Task goal: A single number is the answer: the count of lines below that contain "Analyze".

[[ Materials provided, beginning ]]

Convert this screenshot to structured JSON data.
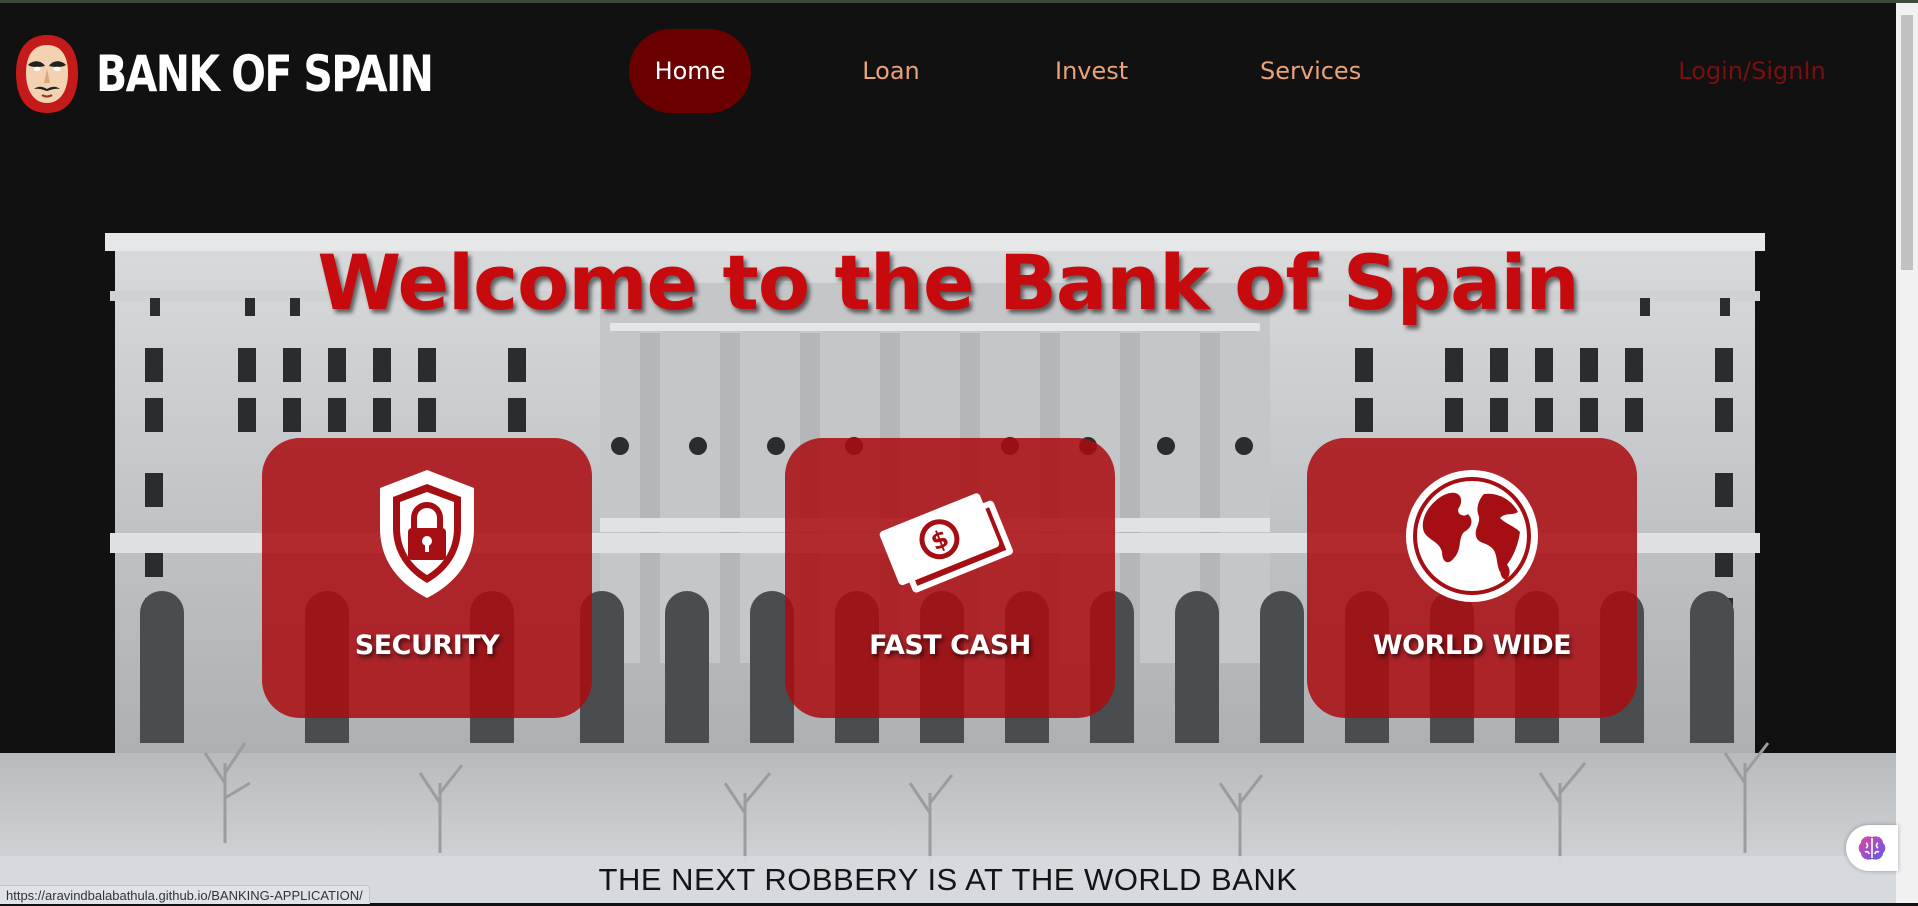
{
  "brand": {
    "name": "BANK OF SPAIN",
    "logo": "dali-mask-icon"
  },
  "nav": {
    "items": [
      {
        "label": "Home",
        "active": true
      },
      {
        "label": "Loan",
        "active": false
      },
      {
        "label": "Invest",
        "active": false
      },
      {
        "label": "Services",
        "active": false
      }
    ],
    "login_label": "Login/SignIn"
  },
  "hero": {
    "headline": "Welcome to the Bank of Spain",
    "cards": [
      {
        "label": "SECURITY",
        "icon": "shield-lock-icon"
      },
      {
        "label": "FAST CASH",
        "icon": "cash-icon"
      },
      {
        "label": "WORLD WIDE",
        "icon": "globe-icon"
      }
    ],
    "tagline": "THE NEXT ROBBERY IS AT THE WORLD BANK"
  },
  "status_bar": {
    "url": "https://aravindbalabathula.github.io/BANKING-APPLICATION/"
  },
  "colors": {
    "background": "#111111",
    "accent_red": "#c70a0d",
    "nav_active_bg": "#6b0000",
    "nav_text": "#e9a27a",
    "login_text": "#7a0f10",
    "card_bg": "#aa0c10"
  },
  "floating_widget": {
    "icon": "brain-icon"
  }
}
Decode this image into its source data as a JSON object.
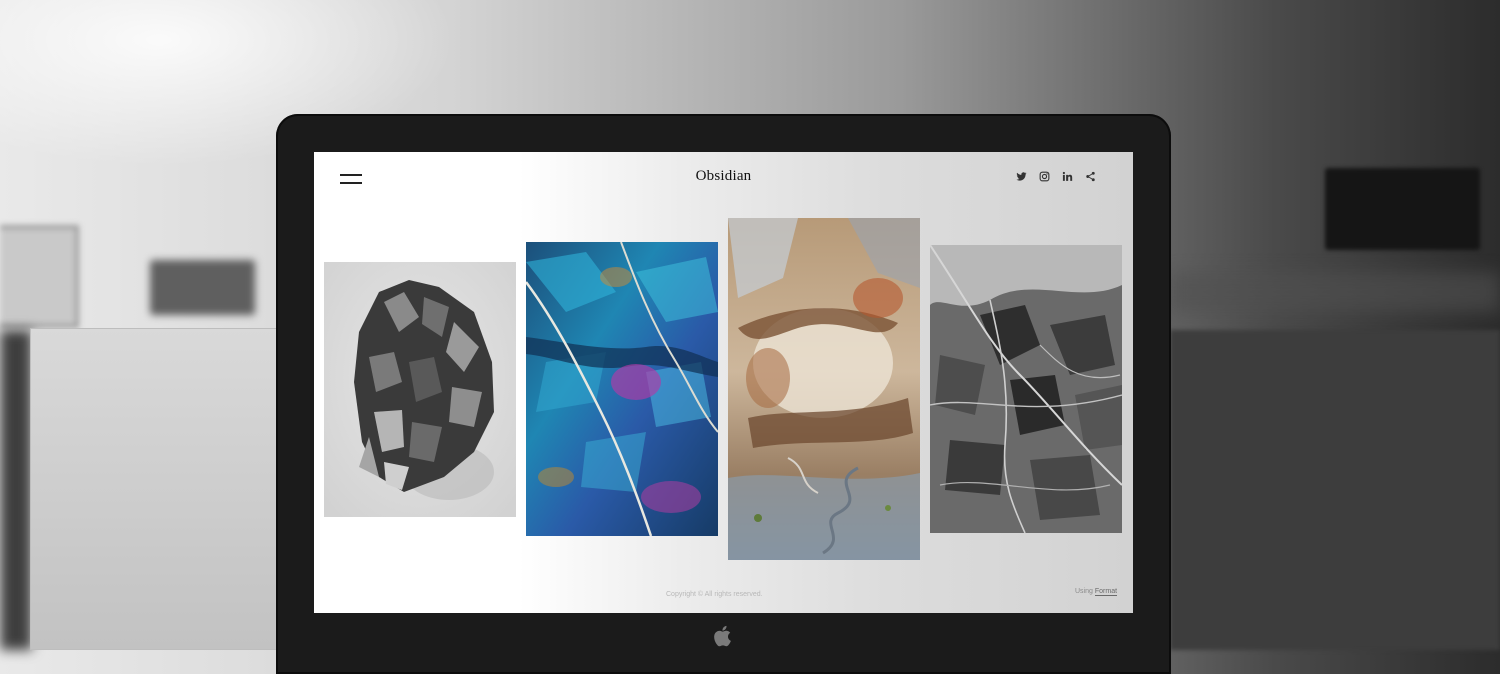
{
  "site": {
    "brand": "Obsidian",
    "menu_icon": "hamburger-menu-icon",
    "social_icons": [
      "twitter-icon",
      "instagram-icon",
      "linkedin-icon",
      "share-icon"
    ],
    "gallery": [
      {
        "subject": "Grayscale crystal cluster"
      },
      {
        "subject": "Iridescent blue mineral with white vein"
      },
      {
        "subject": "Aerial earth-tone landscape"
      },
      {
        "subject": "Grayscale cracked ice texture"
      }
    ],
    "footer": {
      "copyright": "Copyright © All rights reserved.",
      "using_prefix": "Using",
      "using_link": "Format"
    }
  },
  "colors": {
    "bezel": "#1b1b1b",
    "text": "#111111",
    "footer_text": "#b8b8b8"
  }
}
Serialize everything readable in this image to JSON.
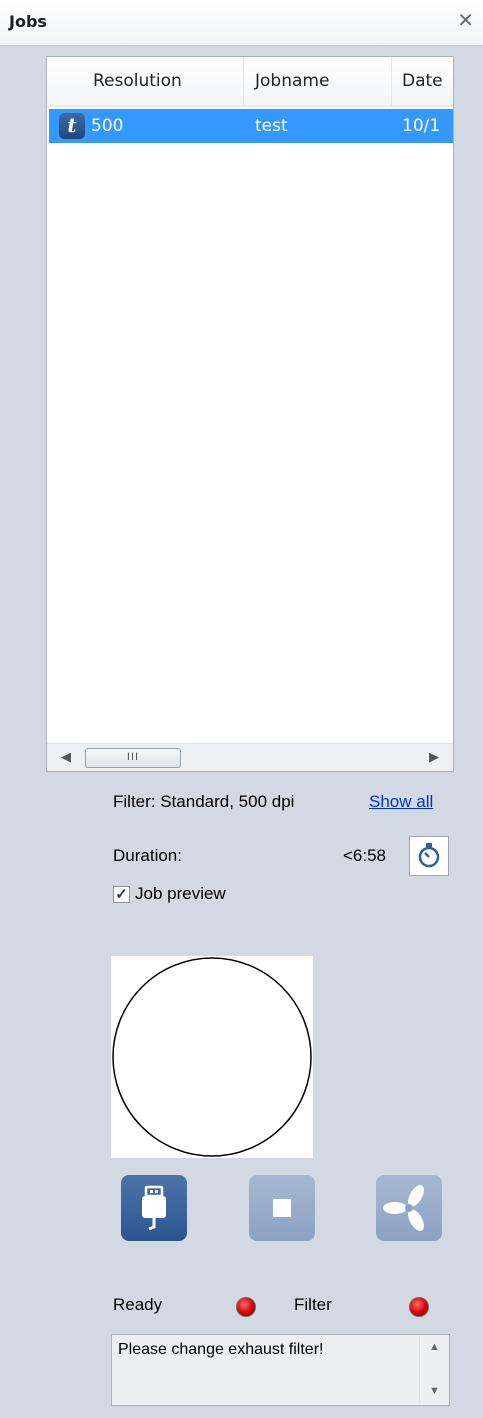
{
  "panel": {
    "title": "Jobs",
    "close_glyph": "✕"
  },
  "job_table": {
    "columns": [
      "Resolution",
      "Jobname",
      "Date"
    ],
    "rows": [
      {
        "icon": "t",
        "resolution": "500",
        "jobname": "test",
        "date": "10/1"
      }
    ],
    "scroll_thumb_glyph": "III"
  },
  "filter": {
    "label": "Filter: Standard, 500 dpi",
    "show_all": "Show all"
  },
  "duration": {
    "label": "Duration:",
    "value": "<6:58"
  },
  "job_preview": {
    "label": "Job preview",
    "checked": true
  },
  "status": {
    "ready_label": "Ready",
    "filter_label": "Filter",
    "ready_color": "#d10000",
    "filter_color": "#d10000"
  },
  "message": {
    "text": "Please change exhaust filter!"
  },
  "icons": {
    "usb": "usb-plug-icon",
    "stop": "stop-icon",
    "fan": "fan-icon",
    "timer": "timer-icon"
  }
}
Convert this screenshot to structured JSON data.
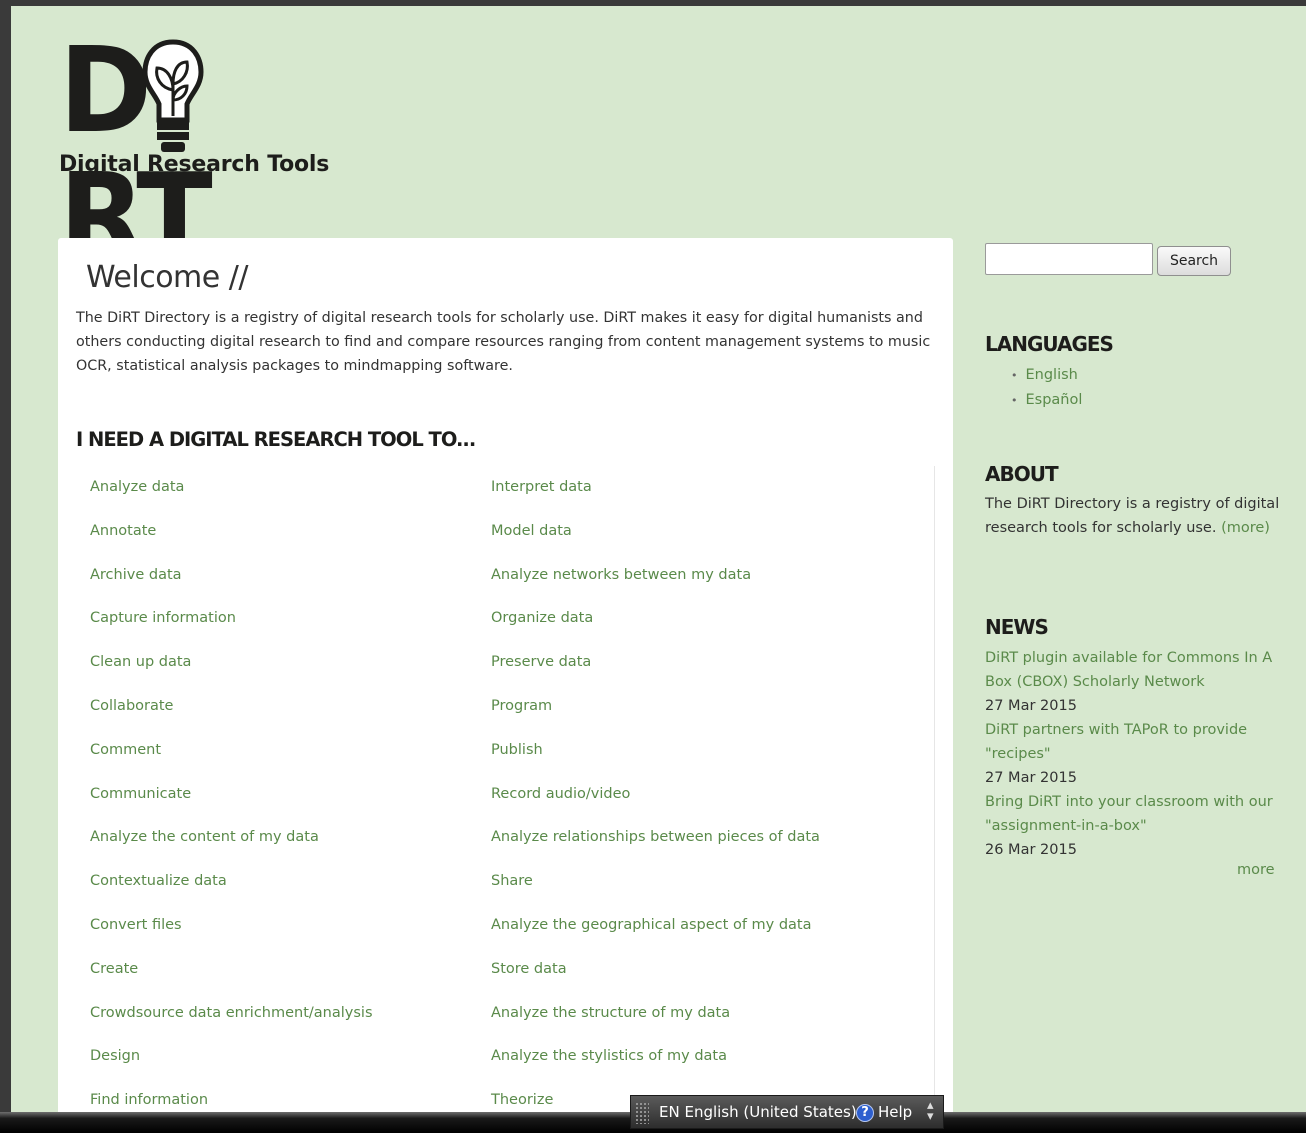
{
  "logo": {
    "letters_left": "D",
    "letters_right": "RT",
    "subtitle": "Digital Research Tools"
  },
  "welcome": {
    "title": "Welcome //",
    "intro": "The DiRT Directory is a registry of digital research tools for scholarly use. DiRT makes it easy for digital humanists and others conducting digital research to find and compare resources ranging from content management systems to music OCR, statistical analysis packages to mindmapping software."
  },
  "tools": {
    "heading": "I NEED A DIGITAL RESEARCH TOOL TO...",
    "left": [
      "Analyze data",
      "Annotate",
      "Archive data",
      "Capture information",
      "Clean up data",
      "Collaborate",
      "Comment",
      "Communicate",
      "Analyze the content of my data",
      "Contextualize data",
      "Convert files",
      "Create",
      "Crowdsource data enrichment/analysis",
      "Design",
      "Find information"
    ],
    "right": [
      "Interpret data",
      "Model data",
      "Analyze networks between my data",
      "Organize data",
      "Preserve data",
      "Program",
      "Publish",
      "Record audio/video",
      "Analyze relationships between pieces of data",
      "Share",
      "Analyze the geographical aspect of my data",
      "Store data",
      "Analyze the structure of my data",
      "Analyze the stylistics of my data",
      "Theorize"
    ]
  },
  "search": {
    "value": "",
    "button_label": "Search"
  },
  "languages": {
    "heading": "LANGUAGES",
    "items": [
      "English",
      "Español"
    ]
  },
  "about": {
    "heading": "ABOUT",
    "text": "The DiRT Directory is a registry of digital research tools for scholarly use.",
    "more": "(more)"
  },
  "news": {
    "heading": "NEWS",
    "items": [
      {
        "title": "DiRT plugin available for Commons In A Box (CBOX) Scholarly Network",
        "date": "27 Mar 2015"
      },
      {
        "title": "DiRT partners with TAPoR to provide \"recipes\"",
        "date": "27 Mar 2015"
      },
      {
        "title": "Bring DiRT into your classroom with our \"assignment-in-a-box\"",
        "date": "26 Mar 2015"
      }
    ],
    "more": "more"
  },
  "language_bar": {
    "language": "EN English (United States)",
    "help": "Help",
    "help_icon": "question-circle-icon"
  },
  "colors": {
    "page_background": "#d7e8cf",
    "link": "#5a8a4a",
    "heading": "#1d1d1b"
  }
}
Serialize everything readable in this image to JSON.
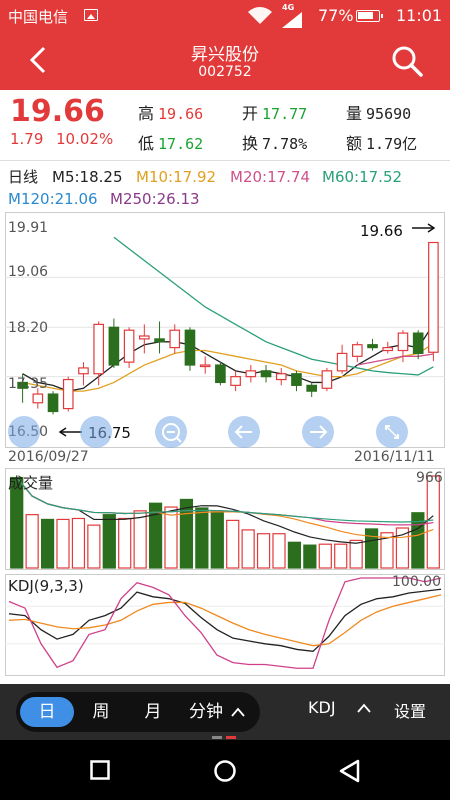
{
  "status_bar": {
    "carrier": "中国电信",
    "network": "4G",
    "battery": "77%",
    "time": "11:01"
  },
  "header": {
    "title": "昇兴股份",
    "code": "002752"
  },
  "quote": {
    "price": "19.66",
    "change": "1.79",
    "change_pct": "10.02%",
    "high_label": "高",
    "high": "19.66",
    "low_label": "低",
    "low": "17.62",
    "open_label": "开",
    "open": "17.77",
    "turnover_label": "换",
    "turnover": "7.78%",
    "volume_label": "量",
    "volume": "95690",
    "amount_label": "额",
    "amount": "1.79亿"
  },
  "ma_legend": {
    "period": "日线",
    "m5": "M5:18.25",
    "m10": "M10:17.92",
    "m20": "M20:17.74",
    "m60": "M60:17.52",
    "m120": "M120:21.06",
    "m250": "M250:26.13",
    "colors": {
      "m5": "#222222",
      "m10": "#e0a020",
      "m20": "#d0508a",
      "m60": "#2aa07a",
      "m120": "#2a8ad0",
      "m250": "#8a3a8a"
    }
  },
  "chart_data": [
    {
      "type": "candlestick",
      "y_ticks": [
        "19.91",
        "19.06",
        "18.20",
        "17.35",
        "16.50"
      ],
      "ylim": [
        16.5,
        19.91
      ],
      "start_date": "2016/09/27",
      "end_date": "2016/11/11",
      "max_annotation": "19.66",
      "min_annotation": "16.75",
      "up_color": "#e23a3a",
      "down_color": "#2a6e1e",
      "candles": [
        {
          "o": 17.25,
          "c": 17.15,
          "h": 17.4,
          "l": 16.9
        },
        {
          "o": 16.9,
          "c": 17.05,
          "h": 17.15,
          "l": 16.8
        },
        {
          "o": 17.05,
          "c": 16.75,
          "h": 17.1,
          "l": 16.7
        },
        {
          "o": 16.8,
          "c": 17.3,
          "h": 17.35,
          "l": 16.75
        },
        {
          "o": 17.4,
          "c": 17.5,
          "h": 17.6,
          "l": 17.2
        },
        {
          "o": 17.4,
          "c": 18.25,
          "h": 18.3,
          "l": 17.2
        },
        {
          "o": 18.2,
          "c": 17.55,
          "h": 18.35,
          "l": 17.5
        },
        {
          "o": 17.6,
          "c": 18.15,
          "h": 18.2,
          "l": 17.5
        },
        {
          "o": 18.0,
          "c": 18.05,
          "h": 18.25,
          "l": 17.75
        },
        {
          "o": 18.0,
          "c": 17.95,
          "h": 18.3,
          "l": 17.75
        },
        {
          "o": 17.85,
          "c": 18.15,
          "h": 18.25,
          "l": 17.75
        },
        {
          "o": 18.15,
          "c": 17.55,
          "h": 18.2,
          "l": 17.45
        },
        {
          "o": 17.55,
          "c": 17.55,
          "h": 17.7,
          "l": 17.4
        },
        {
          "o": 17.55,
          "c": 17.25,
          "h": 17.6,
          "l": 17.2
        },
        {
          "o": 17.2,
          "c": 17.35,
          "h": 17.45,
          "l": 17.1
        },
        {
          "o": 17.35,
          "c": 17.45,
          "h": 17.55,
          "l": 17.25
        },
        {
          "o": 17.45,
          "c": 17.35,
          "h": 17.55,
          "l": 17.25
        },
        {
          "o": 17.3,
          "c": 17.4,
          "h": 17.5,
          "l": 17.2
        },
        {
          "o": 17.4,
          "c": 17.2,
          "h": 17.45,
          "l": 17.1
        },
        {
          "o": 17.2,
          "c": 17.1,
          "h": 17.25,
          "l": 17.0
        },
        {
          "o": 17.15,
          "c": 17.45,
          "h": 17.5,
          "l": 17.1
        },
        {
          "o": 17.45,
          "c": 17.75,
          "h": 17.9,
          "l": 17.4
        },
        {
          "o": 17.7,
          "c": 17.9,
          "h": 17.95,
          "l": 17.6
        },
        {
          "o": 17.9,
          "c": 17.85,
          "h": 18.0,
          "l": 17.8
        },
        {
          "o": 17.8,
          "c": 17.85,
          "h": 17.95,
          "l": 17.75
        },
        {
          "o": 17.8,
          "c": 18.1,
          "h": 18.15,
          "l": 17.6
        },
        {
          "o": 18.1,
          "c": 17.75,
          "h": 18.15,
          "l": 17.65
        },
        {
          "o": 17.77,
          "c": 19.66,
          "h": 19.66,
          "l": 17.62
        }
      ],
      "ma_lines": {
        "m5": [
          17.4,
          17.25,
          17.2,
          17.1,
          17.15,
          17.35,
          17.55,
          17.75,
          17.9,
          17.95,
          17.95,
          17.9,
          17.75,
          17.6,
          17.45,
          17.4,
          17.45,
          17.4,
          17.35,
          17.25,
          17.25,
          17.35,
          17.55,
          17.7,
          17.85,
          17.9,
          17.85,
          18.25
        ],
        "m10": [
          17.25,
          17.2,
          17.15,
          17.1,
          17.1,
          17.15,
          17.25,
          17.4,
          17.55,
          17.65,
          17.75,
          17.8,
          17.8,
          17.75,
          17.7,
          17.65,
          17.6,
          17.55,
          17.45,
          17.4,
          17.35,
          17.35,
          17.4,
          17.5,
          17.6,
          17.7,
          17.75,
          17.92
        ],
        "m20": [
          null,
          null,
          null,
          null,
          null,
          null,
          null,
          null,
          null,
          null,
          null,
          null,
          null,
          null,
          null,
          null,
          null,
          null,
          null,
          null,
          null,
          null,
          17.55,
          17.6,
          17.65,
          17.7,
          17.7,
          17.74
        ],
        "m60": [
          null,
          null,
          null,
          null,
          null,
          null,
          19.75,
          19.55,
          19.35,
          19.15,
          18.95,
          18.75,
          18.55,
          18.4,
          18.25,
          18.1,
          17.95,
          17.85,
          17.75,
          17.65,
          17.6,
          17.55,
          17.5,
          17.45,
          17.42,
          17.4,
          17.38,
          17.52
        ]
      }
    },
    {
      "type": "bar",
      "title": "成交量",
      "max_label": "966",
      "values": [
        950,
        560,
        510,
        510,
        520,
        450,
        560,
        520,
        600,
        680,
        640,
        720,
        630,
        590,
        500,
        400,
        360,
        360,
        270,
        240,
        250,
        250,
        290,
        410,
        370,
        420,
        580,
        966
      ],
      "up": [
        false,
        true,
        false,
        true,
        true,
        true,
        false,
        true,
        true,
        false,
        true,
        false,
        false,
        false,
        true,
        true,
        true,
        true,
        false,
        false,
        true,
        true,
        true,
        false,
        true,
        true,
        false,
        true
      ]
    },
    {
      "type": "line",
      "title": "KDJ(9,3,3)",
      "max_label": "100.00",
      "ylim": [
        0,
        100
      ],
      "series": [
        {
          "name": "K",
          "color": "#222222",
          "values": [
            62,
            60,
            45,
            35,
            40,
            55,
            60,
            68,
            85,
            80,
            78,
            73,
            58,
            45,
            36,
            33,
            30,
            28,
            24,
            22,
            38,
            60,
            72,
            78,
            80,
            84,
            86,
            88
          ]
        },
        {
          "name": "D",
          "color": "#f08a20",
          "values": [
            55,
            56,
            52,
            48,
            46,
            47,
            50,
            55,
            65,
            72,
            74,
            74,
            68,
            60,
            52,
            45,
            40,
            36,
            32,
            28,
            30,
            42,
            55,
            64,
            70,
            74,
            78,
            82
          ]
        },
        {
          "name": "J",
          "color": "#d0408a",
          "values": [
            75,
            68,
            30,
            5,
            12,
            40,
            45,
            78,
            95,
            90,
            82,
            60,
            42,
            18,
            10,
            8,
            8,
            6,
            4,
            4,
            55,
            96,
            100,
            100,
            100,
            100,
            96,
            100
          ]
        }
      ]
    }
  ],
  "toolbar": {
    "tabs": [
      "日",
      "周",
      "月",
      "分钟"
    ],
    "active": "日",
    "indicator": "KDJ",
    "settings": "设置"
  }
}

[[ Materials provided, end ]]

Written response: 7